> [Aim of the exercise]
Tally the lines of the entries in which the string "formula" occurs, and say only how many.

(Stored items from a collection)
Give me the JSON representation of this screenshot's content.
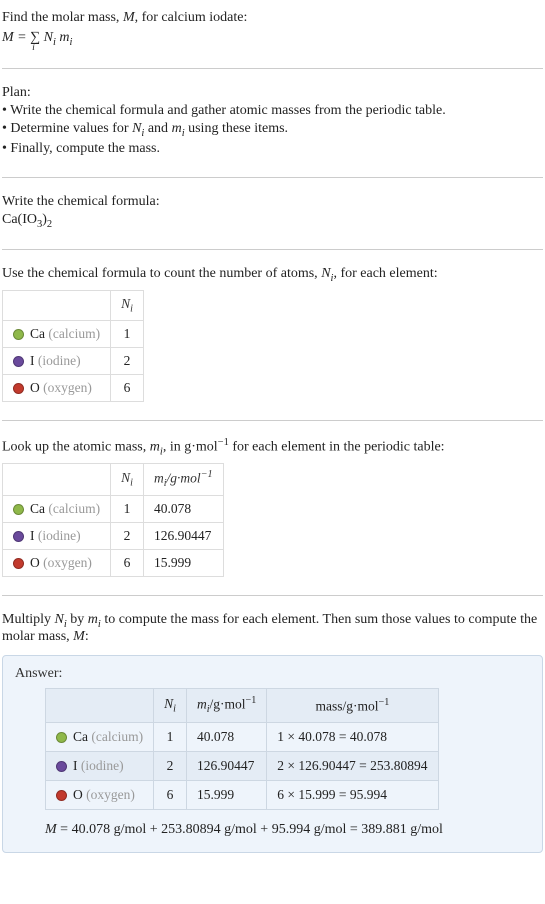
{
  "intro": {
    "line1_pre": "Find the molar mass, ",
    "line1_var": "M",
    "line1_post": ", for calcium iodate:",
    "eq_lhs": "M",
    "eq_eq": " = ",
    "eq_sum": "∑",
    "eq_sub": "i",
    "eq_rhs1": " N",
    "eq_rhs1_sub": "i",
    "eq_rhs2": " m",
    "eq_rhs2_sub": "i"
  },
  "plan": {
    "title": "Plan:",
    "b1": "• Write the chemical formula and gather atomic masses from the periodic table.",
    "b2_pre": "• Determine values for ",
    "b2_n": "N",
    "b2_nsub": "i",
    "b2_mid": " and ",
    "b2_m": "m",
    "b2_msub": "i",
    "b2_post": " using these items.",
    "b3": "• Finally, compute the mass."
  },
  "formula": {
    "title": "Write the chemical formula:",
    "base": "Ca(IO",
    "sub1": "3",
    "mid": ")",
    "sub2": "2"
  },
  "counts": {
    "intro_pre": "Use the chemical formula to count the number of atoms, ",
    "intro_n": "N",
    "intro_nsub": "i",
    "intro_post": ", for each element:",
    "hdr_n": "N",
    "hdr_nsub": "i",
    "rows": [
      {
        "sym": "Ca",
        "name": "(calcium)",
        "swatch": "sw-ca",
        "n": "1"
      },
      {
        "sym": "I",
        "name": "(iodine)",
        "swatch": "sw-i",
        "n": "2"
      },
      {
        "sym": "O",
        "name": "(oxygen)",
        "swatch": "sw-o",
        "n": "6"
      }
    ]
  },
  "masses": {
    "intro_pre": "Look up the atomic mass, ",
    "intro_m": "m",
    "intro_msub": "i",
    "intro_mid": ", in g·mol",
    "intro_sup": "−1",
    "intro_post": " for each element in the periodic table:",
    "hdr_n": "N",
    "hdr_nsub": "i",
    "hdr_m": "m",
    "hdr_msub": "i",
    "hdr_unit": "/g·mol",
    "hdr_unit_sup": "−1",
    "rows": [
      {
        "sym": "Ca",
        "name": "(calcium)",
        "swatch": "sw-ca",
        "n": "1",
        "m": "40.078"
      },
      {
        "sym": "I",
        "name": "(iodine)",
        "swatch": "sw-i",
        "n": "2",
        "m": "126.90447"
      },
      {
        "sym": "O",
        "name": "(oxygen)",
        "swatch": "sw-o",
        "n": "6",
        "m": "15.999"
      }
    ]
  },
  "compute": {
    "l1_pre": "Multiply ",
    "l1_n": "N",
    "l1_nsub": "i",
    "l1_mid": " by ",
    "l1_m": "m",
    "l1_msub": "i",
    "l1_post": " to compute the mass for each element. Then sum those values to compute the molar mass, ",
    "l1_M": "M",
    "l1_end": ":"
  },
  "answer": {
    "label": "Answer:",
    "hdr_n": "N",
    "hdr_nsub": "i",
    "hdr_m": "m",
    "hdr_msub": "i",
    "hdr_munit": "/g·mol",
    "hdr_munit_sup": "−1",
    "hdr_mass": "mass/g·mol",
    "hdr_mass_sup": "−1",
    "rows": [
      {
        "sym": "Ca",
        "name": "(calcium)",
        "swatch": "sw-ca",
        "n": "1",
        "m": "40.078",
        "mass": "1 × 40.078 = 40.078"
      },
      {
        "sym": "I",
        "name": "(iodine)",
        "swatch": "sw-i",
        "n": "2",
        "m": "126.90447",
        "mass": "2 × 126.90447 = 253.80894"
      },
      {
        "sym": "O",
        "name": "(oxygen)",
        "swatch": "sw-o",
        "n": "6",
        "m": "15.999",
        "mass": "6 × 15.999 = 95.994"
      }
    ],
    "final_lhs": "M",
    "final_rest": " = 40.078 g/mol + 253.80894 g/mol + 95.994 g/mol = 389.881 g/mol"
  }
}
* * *
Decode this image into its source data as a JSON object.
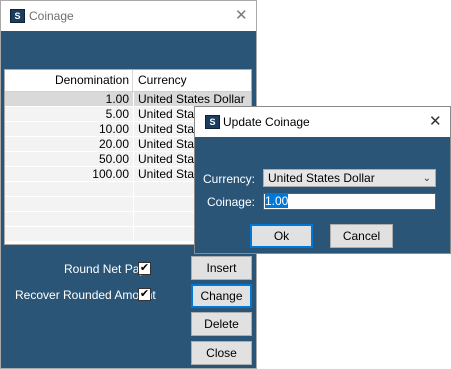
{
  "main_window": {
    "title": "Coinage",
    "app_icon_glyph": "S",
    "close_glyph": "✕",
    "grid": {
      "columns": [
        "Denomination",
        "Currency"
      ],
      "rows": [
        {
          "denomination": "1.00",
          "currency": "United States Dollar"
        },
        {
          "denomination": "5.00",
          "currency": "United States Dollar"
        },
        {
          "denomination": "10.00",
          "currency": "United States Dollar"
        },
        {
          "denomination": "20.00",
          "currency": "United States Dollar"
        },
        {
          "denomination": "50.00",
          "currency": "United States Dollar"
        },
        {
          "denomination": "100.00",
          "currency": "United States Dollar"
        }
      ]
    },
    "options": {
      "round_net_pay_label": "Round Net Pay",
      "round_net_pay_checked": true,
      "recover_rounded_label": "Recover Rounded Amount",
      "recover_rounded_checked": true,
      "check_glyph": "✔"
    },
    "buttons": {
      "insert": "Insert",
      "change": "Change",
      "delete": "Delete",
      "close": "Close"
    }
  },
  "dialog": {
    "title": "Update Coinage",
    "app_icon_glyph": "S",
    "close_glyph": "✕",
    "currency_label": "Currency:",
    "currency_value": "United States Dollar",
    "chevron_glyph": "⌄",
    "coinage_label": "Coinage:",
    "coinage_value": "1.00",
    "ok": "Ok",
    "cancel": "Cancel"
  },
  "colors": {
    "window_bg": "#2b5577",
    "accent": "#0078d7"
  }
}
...
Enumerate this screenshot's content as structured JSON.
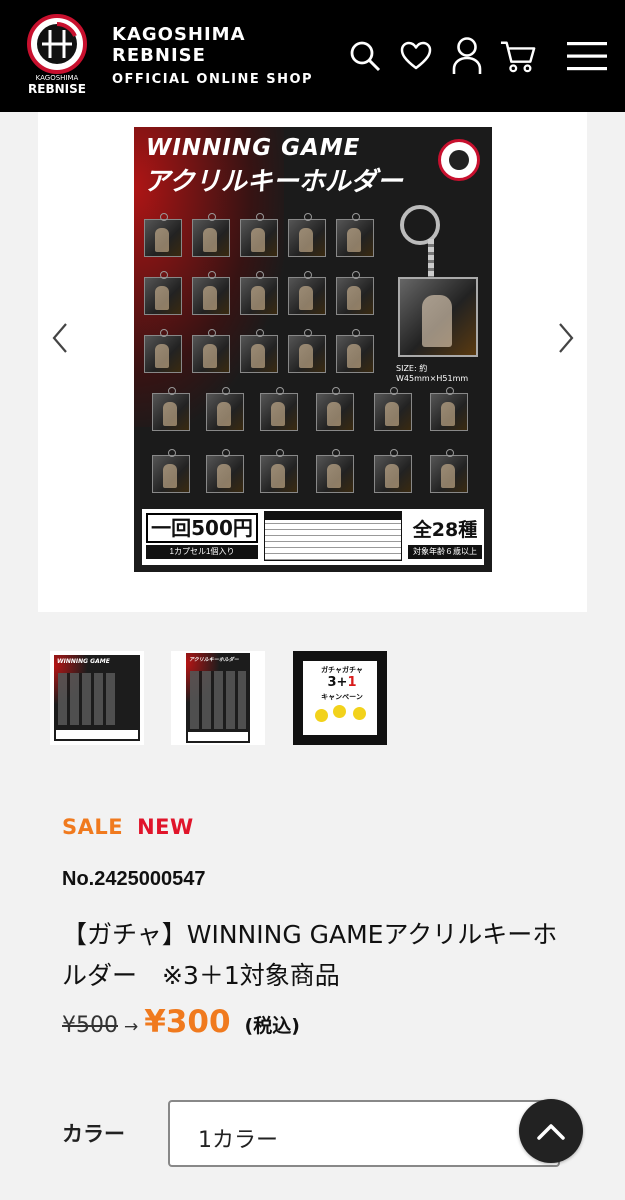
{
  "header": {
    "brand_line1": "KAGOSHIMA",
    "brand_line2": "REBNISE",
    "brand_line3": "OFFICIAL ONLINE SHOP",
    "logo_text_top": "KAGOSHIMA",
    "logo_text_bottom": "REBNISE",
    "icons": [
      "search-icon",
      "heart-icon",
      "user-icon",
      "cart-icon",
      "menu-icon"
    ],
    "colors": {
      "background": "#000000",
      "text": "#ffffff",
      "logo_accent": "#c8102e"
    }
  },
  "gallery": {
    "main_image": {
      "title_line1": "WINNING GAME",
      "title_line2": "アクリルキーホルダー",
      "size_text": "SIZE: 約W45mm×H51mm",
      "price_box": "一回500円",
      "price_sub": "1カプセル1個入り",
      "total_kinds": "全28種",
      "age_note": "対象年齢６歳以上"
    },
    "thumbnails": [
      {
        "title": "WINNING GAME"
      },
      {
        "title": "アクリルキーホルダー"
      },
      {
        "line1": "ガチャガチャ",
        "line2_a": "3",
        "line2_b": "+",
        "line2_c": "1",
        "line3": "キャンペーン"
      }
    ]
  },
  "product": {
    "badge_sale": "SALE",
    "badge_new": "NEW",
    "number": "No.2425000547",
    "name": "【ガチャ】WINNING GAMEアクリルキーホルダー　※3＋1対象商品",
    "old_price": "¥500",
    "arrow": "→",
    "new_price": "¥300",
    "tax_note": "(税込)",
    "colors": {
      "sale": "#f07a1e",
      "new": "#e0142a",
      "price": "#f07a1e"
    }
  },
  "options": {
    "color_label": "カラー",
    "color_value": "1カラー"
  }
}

> [Your solution]
4